▸ INSTRUCTIONS TO FOLLOW:
From the listing below, pick out each line with the word "Lingo".

▸ MATERIAL FOR THE TASK:
□ □ □

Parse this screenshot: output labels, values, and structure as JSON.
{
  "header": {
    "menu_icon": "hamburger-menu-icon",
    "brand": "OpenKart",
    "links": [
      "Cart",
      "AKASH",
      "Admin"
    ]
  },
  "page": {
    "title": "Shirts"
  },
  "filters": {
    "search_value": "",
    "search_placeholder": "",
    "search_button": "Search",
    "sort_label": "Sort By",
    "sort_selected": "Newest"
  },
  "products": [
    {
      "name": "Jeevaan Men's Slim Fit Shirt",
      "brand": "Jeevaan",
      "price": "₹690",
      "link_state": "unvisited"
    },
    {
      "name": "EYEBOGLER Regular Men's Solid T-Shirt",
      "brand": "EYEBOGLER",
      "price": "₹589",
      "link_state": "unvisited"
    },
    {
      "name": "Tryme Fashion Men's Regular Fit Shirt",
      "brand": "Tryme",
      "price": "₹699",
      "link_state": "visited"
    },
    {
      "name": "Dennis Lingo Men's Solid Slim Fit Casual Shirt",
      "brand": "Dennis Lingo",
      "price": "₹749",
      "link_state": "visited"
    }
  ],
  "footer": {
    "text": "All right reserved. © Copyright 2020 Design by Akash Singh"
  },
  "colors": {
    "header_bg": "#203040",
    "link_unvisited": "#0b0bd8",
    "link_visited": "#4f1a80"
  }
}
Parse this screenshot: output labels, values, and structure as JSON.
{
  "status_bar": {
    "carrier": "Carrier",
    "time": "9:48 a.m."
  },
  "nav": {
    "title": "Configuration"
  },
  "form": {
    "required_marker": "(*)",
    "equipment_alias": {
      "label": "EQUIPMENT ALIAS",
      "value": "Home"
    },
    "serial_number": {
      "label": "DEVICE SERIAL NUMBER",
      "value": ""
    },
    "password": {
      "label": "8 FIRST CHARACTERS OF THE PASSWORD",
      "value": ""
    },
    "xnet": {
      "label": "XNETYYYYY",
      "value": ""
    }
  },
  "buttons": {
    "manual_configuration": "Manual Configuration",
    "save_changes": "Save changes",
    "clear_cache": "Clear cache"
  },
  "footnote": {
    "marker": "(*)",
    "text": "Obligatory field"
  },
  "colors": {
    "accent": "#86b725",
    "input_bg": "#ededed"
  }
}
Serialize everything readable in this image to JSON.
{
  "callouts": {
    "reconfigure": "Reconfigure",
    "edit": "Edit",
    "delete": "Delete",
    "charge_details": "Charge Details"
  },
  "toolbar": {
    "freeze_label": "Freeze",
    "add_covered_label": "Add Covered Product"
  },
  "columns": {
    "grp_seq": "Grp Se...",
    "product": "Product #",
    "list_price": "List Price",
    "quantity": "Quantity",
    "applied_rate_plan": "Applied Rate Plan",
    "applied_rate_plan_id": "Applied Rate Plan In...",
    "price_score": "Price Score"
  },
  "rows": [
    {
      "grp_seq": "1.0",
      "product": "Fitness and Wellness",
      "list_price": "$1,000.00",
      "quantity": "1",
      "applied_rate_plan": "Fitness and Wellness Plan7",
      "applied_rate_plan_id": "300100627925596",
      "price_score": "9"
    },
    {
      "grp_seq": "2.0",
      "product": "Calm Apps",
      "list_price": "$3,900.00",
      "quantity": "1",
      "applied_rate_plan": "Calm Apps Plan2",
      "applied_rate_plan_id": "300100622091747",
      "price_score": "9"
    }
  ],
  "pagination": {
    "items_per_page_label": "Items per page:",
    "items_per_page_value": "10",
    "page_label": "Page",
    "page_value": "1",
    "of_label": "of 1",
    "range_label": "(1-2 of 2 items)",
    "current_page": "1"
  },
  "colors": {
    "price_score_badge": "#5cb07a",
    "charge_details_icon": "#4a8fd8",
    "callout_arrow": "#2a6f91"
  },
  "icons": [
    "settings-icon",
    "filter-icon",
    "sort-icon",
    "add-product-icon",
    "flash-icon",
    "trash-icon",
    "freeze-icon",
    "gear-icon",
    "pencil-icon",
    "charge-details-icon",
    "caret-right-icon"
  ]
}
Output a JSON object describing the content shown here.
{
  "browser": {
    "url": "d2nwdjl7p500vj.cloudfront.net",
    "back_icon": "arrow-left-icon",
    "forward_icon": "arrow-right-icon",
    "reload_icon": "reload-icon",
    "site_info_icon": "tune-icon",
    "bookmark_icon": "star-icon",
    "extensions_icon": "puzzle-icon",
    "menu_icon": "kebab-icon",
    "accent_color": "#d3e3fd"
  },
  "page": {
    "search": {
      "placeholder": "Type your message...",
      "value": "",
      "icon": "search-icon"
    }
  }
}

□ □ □

▸ EXERCISE SOLUTION:
      "name": "Dennis Lingo Men's Solid Slim Fit Casual Shirt",
      "brand": "Dennis Lingo",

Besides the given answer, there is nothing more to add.